Brecht’s Threepenny Opera (Dreigroschenoper) 1928
Parody:
As with other forms used by Brecht in epic theatre, such as allegory and
parable, the parody refers to something outside itself, re-presents something
else and is not a self-contained piece of drama which would allow the
audience to become involved in its world. A sort of comparative reading or
viewing is needed, cross-referencing to other things.
The Threepenny Opera refers parodically to a play which was itself a parody –
John Gay’s Beggar’s Opera of 1728. This satire of eighteenth-century political
life in London was a critique of Walpole and the corruption of those in power.
It was based formally on Handelian opera, which it lampooned. The revival at
the Lyric Hammersmith ran from 1920 and was hugely successful (also in the
context of the 1920s revival of Handel’s music).
Written 200 years later, Brecht’s is a travesty of it in some respects (most of
original plot, but new music).
He satirises and subverts the operatic tradition and the opera-going public, as
a new group of opera-goers emerges after the War, a wealthy group who
expected more boisterous fun.
This is about an underclass, but regardless of class, all sing with the same
emotion – noble does not mean exclusively of the nobility.
Brecht’s play targets aspects of the Weimar Republic, not as specifically as
Gay’s attack on people, it is the system which is corrupt. National socialists
saw Jews and communists as subversive of genuine German culture

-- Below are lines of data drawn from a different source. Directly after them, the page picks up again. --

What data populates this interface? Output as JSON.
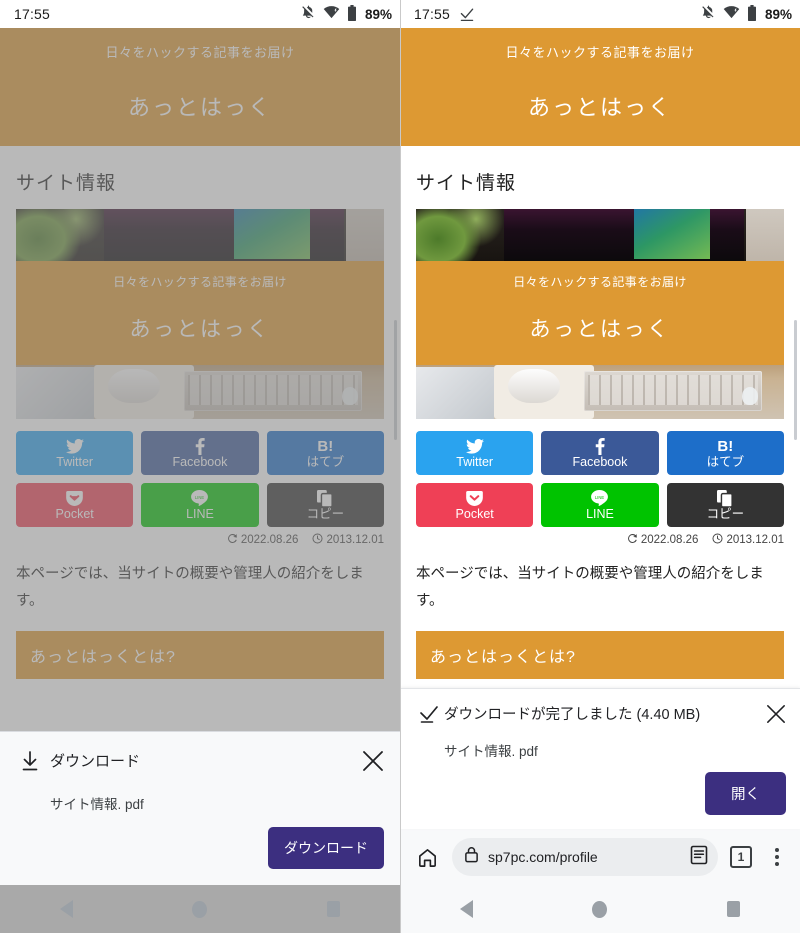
{
  "panels": [
    {
      "id": "before",
      "status": {
        "time": "17:55",
        "battery": "89%",
        "download_icon": false,
        "icons": [
          "notifications-off-icon",
          "wifi-icon",
          "battery-icon"
        ]
      },
      "dimmed": true,
      "site": {
        "tagline": "日々をハックする記事をお届け",
        "title": "あっとはっく"
      },
      "page": {
        "title": "サイト情報",
        "hero": {
          "tagline": "日々をハックする記事をお届け",
          "title": "あっとはっく"
        },
        "share": [
          {
            "name": "twitter",
            "label": "Twitter",
            "icon": "twitter-bird-icon",
            "color": "#2aa3ef"
          },
          {
            "name": "facebook",
            "label": "Facebook",
            "icon": "facebook-f-icon",
            "color": "#3b5998"
          },
          {
            "name": "hatena",
            "label": "はてブ",
            "icon": "hatena-b-icon",
            "color": "#1d6ec9"
          },
          {
            "name": "pocket",
            "label": "Pocket",
            "icon": "pocket-icon",
            "color": "#ef4056"
          },
          {
            "name": "line",
            "label": "LINE",
            "icon": "line-icon",
            "color": "#00c300"
          },
          {
            "name": "copy",
            "label": "コピー",
            "icon": "copy-icon",
            "color": "#333333"
          }
        ],
        "dates": [
          {
            "icon": "updated-icon",
            "value": "2022.08.26"
          },
          {
            "icon": "clock-icon",
            "value": "2013.12.01"
          }
        ],
        "paragraph": "本ページでは、当サイトの概要や管理人の紹介をします。",
        "heading": "あっとはっくとは?"
      },
      "dialog": {
        "kind": "download-prompt",
        "icon": "download-arrow-icon",
        "title": "ダウンロード",
        "filename": "サイト情報. pdf",
        "action_label": "ダウンロード",
        "close_icon": "close-icon",
        "accent": "#3c2f80"
      },
      "browser_bar_visible": false,
      "nav": {
        "back": "back-triangle-icon",
        "home": "home-circle-icon",
        "recents": "recents-square-icon"
      }
    },
    {
      "id": "after",
      "status": {
        "time": "17:55",
        "battery": "89%",
        "download_icon": true,
        "icons": [
          "notifications-off-icon",
          "wifi-icon",
          "battery-icon"
        ]
      },
      "dimmed": false,
      "site": {
        "tagline": "日々をハックする記事をお届け",
        "title": "あっとはっく"
      },
      "page": {
        "title": "サイト情報",
        "hero": {
          "tagline": "日々をハックする記事をお届け",
          "title": "あっとはっく"
        },
        "share": [
          {
            "name": "twitter",
            "label": "Twitter",
            "icon": "twitter-bird-icon",
            "color": "#2aa3ef"
          },
          {
            "name": "facebook",
            "label": "Facebook",
            "icon": "facebook-f-icon",
            "color": "#3b5998"
          },
          {
            "name": "hatena",
            "label": "はてブ",
            "icon": "hatena-b-icon",
            "color": "#1d6ec9"
          },
          {
            "name": "pocket",
            "label": "Pocket",
            "icon": "pocket-icon",
            "color": "#ef4056"
          },
          {
            "name": "line",
            "label": "LINE",
            "icon": "line-icon",
            "color": "#00c300"
          },
          {
            "name": "copy",
            "label": "コピー",
            "icon": "copy-icon",
            "color": "#333333"
          }
        ],
        "dates": [
          {
            "icon": "updated-icon",
            "value": "2022.08.26"
          },
          {
            "icon": "clock-icon",
            "value": "2013.12.01"
          }
        ],
        "paragraph": "本ページでは、当サイトの概要や管理人の紹介をします。",
        "heading": "あっとはっくとは?"
      },
      "dialog": {
        "kind": "download-complete",
        "icon": "download-complete-check-icon",
        "title": "ダウンロードが完了しました (4.40 MB)",
        "filename": "サイト情報. pdf",
        "action_label": "開く",
        "close_icon": "close-icon",
        "accent": "#3c2f80"
      },
      "browser_bar_visible": true,
      "browser_bar": {
        "home_icon": "home-icon",
        "lock_icon": "lock-icon",
        "url": "sp7pc.com/profile",
        "reader_icon": "reader-mode-icon",
        "tab_count": "1",
        "menu_icon": "overflow-menu-icon"
      },
      "nav": {
        "back": "back-triangle-icon",
        "home": "home-circle-icon",
        "recents": "recents-square-icon"
      }
    }
  ],
  "theme": {
    "brand_orange": "#dd9933",
    "accent_purple": "#3c2f80",
    "nav_grey": "#9aa0a6"
  }
}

(degenerate / cultural bolshevism). 1928 urbanised society shared some of
the social conditions of Gay’s time.
Staunen (‘amazement’) is the main technique – the unexpectedness for the
spectator of that kind of music with that kind of play, a mix of high and popular
culture (as Gay’s composer had mixed classical and popular tunes also).
There is a mix of genres, jazz, dance music, operetta and Wagnerian tunes –
centuries of musical styles to draw on for Kurt Weill (who broke off from
writing the opera Mahagonny to work on this play).
Epic delivery – ‘discontinuities’ - actors step outside of their characters to sing;
narrative is broken off, songs almost announced as in cabaret. The lighting
goes up when the songs start, banners raised on which the words appear –
not all the songs relevant to the text of the play.
Cast sang each other’s numbers on different evenings in the original
production. They were to be actors ‘acting’ the role of singers – staccato
style, unusual pitch, speech rhythms against the rhythm of the music (not
supposed to be good, trained singers).
‘Happy Ending’ – a swipe at the theatrical and operatic convention of the
aristocracy or the deus ex machina coming in to solve all the problems at the
end. Macheath is pardoned, recitative, fanfares and big finale.